Data about app and page elements:
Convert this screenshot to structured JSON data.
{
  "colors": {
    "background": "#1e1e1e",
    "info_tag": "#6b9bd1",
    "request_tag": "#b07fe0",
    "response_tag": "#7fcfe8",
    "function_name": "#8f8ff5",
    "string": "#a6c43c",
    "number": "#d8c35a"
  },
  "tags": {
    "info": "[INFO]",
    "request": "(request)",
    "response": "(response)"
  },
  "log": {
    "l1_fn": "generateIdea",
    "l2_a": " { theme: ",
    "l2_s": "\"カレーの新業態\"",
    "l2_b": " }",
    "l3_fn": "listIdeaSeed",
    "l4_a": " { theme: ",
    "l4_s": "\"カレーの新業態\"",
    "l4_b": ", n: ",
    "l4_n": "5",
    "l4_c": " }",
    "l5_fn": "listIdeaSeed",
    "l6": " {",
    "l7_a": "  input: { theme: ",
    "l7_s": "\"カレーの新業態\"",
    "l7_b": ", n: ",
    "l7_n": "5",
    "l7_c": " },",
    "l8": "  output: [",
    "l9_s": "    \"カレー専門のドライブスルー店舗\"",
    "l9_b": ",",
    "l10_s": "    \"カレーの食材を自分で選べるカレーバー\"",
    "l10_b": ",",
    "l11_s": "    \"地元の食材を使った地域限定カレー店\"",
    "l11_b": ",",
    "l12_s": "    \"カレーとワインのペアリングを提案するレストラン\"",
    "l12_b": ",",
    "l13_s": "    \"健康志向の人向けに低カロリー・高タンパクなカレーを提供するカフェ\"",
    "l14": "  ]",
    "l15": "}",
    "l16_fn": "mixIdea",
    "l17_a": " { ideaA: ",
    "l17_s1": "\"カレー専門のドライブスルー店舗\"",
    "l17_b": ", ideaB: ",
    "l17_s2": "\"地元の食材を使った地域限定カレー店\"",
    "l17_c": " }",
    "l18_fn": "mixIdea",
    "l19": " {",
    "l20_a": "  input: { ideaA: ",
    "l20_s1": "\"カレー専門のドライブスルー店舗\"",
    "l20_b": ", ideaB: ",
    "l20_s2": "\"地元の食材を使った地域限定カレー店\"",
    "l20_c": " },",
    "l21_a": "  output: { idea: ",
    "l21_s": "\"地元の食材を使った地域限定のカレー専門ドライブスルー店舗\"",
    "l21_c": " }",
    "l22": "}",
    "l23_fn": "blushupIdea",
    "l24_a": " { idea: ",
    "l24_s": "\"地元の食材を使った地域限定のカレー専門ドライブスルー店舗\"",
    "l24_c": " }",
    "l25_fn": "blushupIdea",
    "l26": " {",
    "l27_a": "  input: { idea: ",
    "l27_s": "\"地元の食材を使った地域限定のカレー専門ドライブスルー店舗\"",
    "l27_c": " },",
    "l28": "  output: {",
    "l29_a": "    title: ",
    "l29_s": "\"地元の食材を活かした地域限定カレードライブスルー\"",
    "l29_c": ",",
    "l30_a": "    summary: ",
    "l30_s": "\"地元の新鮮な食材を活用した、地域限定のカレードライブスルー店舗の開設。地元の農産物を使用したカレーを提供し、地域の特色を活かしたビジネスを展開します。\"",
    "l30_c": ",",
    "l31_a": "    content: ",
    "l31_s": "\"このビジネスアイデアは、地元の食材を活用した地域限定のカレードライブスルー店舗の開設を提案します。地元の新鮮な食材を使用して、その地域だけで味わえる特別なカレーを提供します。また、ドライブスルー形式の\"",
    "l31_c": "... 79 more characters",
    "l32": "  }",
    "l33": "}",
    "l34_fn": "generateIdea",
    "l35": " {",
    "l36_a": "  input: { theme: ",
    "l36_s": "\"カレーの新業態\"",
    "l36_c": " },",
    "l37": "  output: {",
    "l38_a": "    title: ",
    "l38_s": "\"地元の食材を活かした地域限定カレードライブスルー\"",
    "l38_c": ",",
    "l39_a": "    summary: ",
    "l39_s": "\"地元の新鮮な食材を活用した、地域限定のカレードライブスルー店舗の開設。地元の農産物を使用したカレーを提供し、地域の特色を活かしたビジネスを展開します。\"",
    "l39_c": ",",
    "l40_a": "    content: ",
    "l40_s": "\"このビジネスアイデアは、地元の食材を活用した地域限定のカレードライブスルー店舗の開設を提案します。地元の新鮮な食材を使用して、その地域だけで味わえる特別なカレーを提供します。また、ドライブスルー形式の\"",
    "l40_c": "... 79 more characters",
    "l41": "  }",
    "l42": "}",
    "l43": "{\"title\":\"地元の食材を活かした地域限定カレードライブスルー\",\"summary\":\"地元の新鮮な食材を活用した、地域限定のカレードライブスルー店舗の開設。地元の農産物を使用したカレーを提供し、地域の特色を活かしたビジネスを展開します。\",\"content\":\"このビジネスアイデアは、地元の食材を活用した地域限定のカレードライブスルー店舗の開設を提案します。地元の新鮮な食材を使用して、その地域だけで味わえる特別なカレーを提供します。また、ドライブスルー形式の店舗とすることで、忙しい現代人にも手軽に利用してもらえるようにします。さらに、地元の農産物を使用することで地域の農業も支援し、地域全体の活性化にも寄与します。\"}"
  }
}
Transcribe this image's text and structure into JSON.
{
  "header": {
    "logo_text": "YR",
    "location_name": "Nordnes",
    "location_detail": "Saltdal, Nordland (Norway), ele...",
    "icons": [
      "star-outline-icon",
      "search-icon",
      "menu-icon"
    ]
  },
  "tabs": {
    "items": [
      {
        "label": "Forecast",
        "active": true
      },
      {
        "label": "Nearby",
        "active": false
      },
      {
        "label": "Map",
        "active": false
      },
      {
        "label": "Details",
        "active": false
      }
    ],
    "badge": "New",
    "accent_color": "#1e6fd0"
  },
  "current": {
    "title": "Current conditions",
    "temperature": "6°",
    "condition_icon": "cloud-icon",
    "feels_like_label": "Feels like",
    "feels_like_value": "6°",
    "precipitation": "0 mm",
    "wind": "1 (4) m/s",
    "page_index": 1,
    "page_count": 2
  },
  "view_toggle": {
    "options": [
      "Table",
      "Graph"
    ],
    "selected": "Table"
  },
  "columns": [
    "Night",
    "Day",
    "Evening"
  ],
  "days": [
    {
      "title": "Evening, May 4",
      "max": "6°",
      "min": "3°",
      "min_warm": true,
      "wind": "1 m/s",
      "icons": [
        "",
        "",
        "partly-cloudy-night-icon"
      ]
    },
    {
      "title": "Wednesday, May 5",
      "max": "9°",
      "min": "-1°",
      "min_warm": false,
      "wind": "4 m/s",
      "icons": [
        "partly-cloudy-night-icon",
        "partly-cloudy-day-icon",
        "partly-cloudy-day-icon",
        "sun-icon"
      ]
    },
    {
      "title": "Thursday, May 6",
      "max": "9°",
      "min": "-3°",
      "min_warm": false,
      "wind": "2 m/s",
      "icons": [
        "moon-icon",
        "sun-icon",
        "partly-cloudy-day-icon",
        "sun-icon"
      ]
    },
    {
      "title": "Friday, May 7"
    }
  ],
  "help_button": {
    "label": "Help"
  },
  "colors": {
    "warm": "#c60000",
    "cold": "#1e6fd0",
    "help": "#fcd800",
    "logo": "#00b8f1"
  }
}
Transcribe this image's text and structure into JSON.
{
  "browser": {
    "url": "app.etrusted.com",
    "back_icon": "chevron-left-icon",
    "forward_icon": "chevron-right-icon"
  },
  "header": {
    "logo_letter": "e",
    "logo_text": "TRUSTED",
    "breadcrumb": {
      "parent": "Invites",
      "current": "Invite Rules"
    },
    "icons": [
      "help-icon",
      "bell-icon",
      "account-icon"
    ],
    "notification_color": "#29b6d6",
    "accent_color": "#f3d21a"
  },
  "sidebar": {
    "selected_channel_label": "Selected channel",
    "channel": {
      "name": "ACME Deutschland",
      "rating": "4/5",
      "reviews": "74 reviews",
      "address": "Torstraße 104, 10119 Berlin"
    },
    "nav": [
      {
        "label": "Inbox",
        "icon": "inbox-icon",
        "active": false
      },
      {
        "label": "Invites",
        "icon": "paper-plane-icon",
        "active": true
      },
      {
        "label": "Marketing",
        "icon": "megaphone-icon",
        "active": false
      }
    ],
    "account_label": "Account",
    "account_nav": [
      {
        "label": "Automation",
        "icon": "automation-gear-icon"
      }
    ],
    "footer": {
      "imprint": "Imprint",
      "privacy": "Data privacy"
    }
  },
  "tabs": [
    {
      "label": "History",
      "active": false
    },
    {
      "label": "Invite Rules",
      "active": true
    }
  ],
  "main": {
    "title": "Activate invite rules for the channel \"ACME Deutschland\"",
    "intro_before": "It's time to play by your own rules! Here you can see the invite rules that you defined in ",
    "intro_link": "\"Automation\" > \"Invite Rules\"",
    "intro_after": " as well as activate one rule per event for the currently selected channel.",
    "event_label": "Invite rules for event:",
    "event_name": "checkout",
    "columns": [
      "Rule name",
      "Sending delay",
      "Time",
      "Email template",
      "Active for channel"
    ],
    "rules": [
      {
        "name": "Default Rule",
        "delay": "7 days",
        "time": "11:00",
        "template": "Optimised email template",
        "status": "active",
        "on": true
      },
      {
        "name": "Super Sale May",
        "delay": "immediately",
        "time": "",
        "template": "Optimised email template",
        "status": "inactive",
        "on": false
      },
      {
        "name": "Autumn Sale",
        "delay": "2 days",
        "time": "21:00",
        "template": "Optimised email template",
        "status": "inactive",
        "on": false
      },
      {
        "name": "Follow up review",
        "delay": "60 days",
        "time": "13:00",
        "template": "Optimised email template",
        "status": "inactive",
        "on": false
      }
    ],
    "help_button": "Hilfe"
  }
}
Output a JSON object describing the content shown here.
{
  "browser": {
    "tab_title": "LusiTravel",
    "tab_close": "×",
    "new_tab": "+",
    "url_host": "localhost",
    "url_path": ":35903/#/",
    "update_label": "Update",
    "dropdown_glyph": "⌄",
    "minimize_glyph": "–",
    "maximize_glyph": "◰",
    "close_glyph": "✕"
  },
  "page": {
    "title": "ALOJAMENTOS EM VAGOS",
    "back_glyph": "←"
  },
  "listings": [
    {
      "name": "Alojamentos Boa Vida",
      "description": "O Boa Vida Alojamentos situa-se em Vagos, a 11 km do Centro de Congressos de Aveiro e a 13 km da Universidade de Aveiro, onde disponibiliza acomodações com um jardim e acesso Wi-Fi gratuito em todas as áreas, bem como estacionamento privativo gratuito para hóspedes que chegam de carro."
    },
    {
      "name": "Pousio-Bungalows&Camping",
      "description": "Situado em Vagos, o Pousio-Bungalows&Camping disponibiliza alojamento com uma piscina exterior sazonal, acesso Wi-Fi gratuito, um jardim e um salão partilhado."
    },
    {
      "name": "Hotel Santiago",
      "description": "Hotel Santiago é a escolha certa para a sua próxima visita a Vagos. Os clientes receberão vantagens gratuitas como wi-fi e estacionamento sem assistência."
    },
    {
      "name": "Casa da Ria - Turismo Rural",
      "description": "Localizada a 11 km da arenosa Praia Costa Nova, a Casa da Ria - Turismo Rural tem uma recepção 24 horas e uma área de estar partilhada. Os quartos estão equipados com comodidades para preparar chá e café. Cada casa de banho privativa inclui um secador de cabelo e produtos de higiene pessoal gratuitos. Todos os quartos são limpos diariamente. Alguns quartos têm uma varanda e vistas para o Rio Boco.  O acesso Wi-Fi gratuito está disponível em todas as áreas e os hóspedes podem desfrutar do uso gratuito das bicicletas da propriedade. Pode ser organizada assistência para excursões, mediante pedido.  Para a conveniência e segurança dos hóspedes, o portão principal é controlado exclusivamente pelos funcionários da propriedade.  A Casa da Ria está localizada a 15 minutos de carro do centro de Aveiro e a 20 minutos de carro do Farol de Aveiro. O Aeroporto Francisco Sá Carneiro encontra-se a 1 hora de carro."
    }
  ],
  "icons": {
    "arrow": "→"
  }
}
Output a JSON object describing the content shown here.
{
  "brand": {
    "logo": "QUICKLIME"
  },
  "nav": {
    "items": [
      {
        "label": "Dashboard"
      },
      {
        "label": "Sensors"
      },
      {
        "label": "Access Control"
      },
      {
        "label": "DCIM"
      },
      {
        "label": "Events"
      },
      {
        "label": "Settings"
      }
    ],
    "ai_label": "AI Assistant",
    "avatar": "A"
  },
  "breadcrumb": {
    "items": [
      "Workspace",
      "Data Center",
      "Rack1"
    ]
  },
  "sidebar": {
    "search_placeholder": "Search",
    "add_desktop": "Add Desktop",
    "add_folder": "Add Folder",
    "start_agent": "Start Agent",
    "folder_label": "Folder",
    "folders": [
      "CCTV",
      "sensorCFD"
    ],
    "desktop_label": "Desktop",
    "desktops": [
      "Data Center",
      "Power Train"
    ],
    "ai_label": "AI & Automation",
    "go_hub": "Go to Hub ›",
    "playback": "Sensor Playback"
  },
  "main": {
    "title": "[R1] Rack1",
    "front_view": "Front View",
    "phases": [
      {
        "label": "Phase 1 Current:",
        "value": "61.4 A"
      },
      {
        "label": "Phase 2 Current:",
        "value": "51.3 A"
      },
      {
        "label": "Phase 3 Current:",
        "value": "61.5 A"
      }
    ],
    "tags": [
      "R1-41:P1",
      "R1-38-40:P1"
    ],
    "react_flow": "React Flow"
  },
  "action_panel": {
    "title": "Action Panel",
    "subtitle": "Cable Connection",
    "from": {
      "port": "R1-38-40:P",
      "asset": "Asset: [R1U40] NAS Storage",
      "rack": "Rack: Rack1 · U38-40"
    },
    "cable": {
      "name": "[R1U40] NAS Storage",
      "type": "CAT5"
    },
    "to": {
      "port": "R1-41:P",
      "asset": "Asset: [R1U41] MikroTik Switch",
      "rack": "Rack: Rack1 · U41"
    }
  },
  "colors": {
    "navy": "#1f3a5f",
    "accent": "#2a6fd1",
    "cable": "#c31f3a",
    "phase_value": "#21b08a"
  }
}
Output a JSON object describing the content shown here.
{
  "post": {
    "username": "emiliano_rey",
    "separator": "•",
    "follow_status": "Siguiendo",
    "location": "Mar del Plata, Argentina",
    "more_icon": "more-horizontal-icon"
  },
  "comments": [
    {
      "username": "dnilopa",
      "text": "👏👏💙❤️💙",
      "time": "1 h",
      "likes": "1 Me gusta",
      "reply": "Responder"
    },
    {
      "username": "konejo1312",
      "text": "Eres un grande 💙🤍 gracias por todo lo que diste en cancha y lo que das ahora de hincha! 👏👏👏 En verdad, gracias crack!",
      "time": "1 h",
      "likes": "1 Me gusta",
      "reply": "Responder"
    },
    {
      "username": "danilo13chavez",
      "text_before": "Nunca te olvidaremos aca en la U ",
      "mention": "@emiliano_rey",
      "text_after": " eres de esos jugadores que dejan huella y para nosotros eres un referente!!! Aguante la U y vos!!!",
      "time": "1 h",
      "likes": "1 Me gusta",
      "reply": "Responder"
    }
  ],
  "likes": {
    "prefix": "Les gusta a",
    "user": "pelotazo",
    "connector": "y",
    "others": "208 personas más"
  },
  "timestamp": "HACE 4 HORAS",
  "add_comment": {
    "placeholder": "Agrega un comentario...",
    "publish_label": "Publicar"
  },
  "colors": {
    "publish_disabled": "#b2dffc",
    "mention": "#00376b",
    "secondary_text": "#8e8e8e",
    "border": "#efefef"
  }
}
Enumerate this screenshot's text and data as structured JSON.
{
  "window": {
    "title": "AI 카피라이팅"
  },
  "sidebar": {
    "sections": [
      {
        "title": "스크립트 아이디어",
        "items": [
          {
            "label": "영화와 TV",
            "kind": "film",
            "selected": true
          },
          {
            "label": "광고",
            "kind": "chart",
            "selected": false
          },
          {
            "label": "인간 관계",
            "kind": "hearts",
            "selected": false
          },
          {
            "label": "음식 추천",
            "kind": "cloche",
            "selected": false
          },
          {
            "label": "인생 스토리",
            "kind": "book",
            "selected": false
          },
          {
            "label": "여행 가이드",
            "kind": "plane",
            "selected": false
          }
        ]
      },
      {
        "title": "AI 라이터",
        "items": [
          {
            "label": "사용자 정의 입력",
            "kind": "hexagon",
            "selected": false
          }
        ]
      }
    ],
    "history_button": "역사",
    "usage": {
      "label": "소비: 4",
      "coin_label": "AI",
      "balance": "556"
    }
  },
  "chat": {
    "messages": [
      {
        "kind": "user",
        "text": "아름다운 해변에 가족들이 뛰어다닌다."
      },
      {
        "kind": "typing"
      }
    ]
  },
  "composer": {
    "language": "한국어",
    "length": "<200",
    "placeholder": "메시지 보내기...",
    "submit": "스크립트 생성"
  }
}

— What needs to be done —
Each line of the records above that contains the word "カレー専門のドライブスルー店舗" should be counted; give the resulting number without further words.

— Solution to the problem —
3